Top of EXERCISE INPUTS
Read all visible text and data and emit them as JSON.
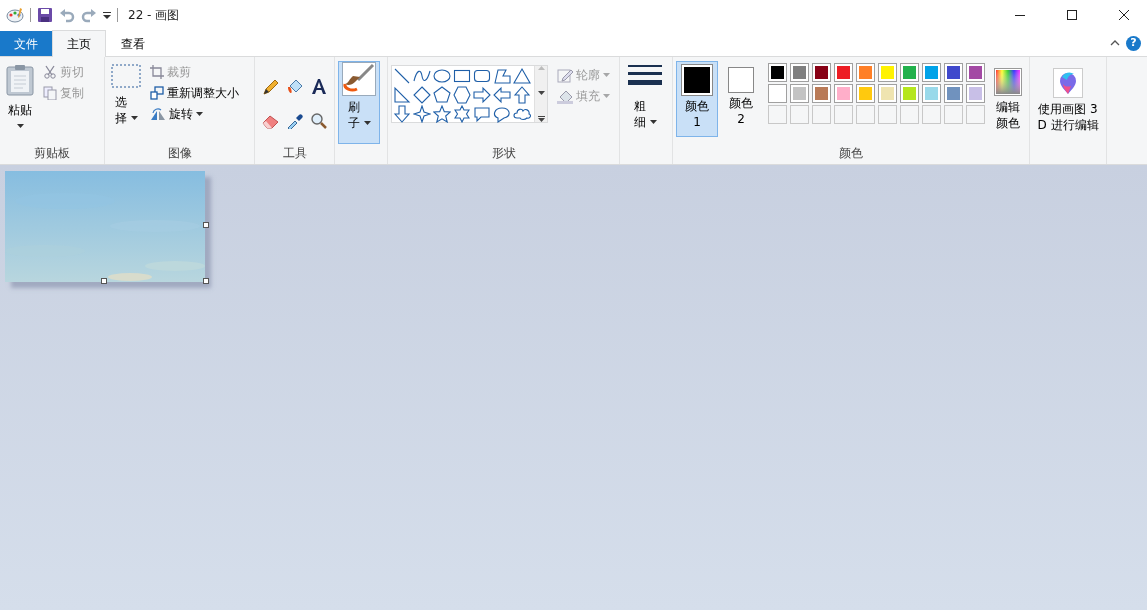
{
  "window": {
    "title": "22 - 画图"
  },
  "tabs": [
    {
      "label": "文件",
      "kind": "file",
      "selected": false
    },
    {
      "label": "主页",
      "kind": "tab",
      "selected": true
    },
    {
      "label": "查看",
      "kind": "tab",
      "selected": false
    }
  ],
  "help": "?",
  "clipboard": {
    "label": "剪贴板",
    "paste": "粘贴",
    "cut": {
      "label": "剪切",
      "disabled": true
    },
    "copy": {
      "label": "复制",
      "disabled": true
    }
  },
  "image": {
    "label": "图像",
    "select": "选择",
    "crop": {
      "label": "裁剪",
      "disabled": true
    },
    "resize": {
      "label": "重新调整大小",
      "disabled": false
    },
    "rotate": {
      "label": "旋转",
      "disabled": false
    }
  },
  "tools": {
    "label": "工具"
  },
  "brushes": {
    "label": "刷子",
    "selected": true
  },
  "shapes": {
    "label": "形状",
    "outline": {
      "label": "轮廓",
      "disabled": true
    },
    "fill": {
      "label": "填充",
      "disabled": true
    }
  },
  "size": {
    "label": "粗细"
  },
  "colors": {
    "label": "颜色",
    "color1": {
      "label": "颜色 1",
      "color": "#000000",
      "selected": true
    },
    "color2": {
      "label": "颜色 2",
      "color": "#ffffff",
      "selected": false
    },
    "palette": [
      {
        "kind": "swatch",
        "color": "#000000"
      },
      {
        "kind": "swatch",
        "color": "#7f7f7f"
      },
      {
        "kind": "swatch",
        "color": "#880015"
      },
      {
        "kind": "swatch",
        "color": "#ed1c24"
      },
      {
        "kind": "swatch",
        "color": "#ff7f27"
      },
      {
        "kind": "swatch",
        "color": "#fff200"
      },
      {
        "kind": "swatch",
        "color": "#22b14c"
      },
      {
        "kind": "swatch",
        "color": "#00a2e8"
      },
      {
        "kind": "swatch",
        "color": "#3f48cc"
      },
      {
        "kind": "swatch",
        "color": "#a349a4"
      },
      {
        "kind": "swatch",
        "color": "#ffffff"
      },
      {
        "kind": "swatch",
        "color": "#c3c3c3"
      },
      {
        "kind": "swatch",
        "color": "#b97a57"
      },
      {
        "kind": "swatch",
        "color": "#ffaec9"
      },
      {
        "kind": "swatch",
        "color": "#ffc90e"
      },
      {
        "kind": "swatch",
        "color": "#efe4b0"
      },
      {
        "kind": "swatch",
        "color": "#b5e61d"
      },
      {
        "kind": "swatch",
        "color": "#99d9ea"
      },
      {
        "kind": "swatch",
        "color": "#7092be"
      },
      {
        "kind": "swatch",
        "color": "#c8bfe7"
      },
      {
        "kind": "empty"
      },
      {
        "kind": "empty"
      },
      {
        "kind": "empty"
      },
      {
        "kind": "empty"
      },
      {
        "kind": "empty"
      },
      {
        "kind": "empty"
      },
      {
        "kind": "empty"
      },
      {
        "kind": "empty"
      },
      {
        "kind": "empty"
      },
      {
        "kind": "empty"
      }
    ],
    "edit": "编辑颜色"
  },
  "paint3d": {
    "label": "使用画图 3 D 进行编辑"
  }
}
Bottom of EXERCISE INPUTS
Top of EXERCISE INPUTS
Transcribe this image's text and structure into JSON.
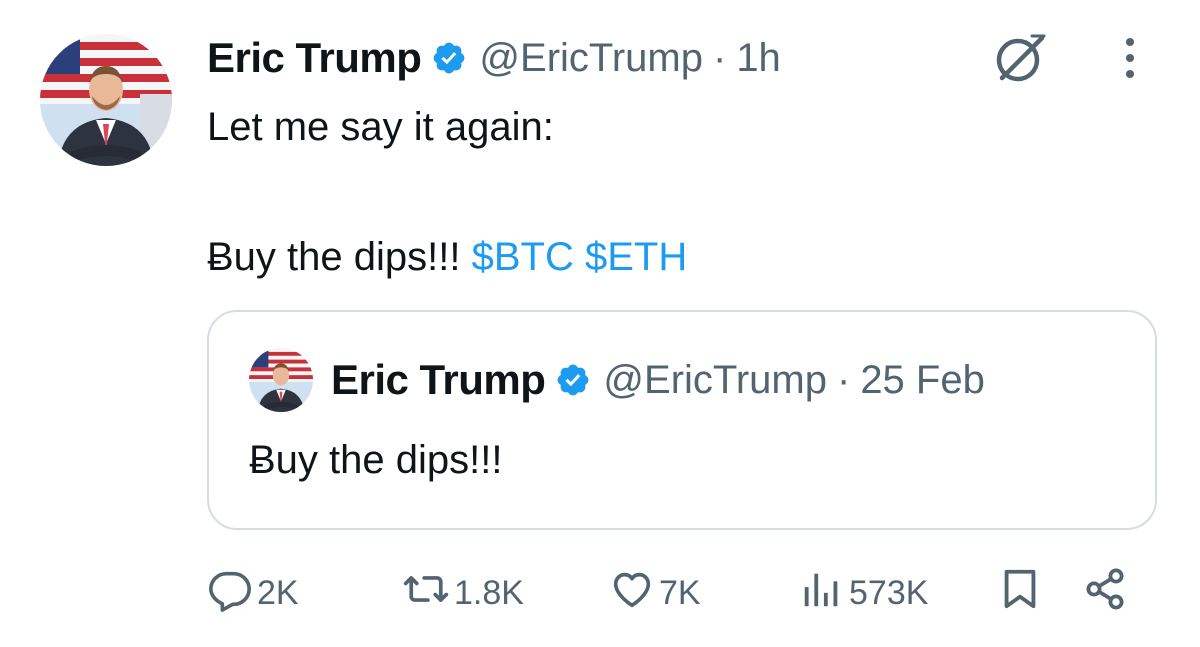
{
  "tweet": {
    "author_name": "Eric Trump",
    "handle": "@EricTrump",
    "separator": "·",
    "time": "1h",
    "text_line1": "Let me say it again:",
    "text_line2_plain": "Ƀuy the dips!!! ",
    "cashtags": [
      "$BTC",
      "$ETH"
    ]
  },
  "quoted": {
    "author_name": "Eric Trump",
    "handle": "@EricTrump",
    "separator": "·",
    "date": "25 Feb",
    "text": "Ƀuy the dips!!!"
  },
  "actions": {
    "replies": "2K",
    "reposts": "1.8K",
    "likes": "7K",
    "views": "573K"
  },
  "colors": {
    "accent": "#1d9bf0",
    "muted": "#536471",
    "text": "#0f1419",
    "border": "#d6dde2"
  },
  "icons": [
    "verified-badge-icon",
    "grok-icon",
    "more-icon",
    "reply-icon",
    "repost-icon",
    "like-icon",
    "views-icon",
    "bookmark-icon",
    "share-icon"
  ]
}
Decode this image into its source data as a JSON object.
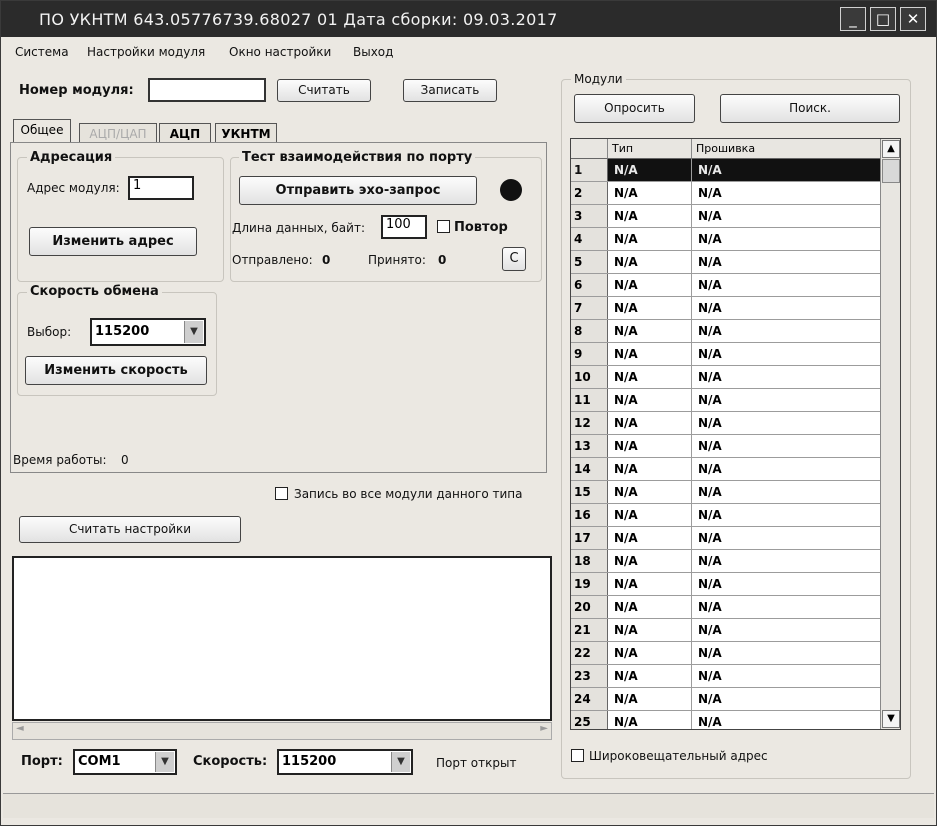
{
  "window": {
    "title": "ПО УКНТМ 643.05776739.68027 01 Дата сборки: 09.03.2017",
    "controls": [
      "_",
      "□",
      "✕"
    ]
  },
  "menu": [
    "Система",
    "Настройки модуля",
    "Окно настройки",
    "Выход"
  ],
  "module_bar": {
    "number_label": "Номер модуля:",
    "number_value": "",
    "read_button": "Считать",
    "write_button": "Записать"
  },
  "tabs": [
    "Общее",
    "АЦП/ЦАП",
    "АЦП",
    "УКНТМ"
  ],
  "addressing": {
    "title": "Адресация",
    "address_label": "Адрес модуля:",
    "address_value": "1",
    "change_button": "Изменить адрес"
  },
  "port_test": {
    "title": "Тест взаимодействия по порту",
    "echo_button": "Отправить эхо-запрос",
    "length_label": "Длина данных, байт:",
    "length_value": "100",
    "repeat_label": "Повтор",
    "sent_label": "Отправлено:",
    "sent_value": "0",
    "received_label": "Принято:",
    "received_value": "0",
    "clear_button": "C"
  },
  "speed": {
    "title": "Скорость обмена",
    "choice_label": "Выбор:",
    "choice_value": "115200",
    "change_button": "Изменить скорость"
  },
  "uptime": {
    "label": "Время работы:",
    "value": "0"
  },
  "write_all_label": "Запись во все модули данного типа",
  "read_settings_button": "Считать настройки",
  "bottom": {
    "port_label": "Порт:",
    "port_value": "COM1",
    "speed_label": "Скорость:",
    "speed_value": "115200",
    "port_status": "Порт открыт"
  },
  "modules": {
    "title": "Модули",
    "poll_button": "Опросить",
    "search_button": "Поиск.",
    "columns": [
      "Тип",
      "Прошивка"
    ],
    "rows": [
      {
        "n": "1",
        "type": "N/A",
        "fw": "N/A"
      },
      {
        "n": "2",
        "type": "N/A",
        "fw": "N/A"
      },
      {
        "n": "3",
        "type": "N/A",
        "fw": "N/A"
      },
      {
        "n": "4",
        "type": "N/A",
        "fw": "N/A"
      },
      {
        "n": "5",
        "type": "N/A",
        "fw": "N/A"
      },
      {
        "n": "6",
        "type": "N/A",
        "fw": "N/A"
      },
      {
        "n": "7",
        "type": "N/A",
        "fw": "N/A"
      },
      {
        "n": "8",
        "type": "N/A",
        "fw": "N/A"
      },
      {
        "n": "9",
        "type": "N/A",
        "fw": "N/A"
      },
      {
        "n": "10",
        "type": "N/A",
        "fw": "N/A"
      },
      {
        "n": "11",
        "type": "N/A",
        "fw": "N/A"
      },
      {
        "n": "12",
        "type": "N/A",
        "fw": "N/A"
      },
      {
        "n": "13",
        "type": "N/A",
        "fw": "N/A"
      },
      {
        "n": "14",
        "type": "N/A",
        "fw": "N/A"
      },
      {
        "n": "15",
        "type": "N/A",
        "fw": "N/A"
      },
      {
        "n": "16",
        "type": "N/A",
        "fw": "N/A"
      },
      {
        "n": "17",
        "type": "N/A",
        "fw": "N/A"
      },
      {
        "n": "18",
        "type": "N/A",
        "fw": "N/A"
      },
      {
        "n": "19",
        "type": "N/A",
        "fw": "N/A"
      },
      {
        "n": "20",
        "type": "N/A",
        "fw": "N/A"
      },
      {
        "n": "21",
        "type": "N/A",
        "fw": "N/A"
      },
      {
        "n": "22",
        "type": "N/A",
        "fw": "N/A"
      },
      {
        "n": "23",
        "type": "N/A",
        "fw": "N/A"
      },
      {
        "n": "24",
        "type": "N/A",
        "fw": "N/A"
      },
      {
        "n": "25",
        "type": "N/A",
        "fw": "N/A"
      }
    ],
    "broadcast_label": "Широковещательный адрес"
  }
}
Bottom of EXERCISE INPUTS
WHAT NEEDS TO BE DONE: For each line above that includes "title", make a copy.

ANSWER AREA:
    "title": "22 - 画图"
    "title": "ПО УКНТМ 643.05776739.68027 01 Дата сборки: 09.03.2017",
    "title": "Адресация",
    "title": "Тест взаимодействия по порту",
    "title": "Скорость обмена",
    "title": "Модули",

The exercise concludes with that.